Exercise brief - Wherever a line of the data contains "sidebar", copy that line.

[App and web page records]
_ _ _ _

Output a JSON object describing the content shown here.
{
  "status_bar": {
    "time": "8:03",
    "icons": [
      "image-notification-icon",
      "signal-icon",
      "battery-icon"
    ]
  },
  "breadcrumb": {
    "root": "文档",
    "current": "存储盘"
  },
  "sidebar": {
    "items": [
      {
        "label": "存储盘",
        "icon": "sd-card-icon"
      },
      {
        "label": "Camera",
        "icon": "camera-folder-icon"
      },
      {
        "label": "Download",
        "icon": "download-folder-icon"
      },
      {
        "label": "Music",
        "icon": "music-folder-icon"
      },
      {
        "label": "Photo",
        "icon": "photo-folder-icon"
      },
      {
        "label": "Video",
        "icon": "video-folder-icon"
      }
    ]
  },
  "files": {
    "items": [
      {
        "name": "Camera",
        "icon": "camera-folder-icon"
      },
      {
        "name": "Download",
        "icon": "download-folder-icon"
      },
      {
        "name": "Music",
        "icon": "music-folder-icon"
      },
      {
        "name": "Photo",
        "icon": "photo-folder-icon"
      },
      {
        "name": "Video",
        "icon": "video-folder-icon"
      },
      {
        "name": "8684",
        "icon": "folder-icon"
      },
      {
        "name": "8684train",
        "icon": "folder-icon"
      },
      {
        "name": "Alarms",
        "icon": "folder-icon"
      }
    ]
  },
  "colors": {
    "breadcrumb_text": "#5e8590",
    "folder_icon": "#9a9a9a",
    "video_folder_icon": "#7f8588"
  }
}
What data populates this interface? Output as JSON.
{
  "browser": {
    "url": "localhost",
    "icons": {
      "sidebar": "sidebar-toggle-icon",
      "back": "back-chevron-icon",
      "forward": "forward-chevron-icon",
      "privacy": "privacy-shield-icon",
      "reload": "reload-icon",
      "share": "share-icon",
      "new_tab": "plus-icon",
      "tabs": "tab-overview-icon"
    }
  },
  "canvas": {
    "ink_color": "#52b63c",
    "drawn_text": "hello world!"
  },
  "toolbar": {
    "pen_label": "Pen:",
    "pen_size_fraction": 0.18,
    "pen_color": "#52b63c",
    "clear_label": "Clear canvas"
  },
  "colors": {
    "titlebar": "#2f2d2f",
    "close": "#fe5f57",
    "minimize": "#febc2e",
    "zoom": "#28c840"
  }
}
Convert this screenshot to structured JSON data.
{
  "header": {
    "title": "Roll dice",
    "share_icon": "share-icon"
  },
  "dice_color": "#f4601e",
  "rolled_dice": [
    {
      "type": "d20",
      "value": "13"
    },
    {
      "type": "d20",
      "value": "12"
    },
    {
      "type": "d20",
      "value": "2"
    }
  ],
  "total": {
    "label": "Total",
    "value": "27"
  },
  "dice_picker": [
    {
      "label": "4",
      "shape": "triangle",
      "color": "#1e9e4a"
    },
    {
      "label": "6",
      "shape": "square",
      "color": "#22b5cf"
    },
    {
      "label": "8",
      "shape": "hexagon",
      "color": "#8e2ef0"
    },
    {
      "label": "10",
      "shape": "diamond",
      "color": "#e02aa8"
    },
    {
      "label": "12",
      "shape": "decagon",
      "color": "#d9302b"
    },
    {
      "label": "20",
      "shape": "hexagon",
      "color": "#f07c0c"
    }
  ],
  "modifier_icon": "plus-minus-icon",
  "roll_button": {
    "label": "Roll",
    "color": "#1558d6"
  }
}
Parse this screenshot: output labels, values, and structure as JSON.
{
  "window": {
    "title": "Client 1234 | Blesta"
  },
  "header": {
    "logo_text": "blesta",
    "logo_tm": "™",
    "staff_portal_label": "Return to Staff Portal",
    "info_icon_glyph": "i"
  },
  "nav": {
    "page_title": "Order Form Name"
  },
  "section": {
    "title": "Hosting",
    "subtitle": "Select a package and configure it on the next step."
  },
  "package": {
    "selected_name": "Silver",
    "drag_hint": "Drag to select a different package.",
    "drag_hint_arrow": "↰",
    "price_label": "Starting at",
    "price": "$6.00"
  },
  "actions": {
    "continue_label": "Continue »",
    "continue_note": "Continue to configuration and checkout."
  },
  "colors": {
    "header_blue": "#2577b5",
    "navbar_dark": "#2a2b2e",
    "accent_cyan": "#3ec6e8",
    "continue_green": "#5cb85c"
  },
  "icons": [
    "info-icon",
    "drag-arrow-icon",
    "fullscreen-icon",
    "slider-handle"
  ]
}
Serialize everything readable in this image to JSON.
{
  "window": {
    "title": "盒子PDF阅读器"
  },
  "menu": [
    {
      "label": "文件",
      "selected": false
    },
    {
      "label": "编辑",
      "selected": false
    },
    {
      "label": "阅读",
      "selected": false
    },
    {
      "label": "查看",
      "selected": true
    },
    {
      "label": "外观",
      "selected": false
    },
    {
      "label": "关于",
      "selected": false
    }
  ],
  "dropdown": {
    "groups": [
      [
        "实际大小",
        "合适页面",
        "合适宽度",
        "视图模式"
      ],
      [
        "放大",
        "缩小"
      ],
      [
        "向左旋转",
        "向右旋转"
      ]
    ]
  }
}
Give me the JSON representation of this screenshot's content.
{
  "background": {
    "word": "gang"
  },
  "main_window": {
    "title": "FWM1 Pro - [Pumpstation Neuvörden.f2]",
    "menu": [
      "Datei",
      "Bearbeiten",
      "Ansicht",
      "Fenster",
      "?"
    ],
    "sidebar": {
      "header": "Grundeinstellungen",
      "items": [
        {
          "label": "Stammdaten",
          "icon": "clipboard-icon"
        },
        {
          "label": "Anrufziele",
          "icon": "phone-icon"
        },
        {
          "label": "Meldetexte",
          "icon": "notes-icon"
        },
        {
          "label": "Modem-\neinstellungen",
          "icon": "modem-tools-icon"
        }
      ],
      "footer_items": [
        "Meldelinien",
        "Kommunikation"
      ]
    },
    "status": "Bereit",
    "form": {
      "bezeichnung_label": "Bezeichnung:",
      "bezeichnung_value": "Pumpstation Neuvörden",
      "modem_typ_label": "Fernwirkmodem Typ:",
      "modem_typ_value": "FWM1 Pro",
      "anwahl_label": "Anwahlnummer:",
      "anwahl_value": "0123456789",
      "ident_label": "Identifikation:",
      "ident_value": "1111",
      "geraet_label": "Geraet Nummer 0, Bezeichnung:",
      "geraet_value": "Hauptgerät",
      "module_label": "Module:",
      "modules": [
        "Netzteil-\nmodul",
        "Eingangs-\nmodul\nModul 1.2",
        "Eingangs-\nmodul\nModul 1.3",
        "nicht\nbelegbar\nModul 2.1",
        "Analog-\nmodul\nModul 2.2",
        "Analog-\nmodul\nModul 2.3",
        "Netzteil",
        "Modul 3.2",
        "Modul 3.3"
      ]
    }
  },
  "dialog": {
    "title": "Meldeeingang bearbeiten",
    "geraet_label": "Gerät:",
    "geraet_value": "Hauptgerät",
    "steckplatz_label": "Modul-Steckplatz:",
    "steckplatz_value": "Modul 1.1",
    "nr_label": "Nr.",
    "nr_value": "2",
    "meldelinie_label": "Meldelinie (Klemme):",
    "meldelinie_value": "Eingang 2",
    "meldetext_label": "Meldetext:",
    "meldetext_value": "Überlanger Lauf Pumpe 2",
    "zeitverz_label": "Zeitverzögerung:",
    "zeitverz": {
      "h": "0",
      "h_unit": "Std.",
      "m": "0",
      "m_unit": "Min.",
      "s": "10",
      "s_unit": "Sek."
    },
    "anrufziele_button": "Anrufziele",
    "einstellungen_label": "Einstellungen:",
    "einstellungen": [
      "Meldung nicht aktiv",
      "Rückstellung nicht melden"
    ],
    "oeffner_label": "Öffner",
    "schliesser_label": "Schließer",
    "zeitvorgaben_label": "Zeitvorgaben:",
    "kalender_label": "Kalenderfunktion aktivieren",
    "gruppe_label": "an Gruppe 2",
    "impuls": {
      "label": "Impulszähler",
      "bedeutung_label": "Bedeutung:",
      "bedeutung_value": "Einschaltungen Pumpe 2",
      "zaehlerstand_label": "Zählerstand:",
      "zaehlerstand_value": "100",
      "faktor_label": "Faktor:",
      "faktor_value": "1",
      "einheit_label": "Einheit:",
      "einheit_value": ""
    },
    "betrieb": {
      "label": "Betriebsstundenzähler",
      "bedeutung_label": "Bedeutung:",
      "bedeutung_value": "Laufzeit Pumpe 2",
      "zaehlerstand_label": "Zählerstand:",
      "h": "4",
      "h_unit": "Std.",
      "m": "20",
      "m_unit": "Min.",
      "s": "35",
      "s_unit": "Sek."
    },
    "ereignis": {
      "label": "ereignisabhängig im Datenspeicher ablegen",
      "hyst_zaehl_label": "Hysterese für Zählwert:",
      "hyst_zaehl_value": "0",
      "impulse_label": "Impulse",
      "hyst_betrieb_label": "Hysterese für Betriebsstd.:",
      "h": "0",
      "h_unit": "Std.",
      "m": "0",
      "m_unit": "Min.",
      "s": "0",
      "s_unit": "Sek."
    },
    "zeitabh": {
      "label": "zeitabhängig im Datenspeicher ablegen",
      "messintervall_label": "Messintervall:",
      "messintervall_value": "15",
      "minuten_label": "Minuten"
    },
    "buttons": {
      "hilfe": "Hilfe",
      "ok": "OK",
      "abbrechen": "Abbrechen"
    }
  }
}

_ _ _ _

Your response -
  "sidebar": {
      "sidebar": "sidebar-toggle-icon",
    "sidebar": {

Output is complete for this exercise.